Find your path to success!

If you receive Social Security disability benefits (SSI/SSDI), are age 18 through 64, and you'd like help along the way, consider the free and voluntary Ticket Program. Ticket Program service providers are ready to help you think about your next steps, including a career change. They can help you find training and education, provide job search assistance and on-going support to help you maintain employment, and can give you information about how work will affect your benefits.

To learn more about the Ticket Program, call the Ticket to Work Help Line at 1-866-968-7842 or 1-866-833-2967 (TTY) Monday through Friday, 8 a.m. to 8 p.m. ET. Ask a representative to send you a list of service providers or find providers on your own with the Ticket Program Find Help tool.

To learn more about the Ticket Program, call the Ticket to Work Help Line at 1-866-968-7842 or 1-866-833-2967 (TTY) Monday through Friday, 8 a.m. to 8 p.m. ET. Ask a representative to send you a list of service providers or find providers on your own with the Ticket Program Find Help tool.

Stay Informed by Subscribing to Texts from Ticket to Work!

If you're interested in receiving text messages from the Ticket Program, please text TICKET to 474747. Standard messaging rates may apply. We'll send updates from our blog, identify steps on the path to employment and more. We hope you'll find this new way to stay in touch helpful. You can opt out at any time.

If you're interested in receiving text messages from the Ticket Program, please text TICKET to 474747. Standard messaging rates may apply. We'll send updates from our blog, identify steps on the path to employment and more. We hope you'll find this new way to stay in touch helpful. You can opt out at any time.

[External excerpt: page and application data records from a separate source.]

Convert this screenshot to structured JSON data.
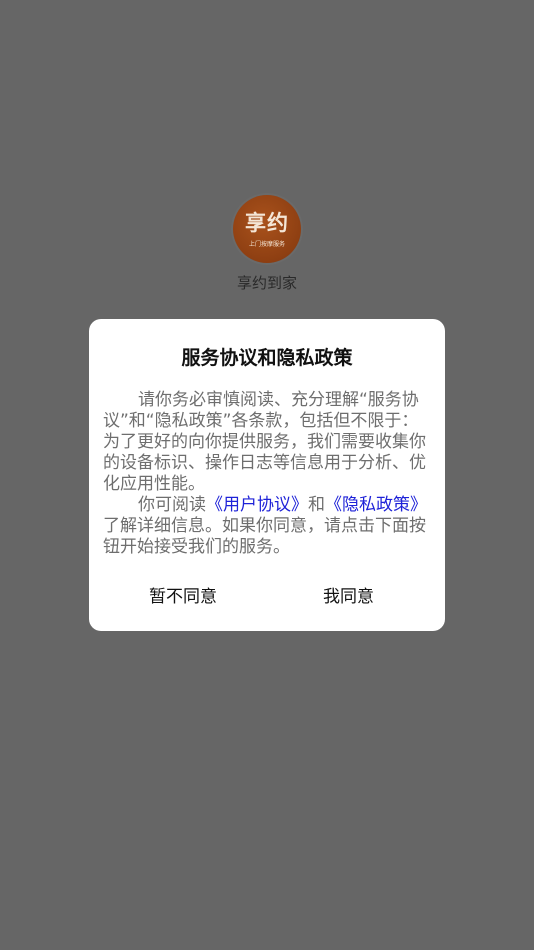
{
  "app": {
    "name": "享约到家",
    "logo": {
      "main_text": "享约",
      "sub_text": "上门按摩服务",
      "color": "#8e3f12"
    }
  },
  "dialog": {
    "title": "服务协议和隐私政策",
    "paragraph1": "请你务必审慎阅读、充分理解“服务协议”和“隐私政策”各条款，包括但不限于：为了更好的向你提供服务，我们需要收集你的设备标识、操作日志等信息用于分析、优化应用性能。",
    "paragraph2_prefix": "你可阅读",
    "user_agreement_link": "《用户协议》",
    "and_text": "和",
    "privacy_policy_link": "《隐私政策》",
    "paragraph2_suffix": "了解详细信息。如果你同意，请点击下面按钮开始接受我们的服务。",
    "disagree_label": "暂不同意",
    "agree_label": "我同意",
    "link_color": "#1e22d8"
  },
  "colors": {
    "overlay": "#666666",
    "dialog_bg": "#ffffff"
  }
}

Receive Blog Updates
  Opt in to receive information about the Ticket program via text. Text the word "TICKET" to 474747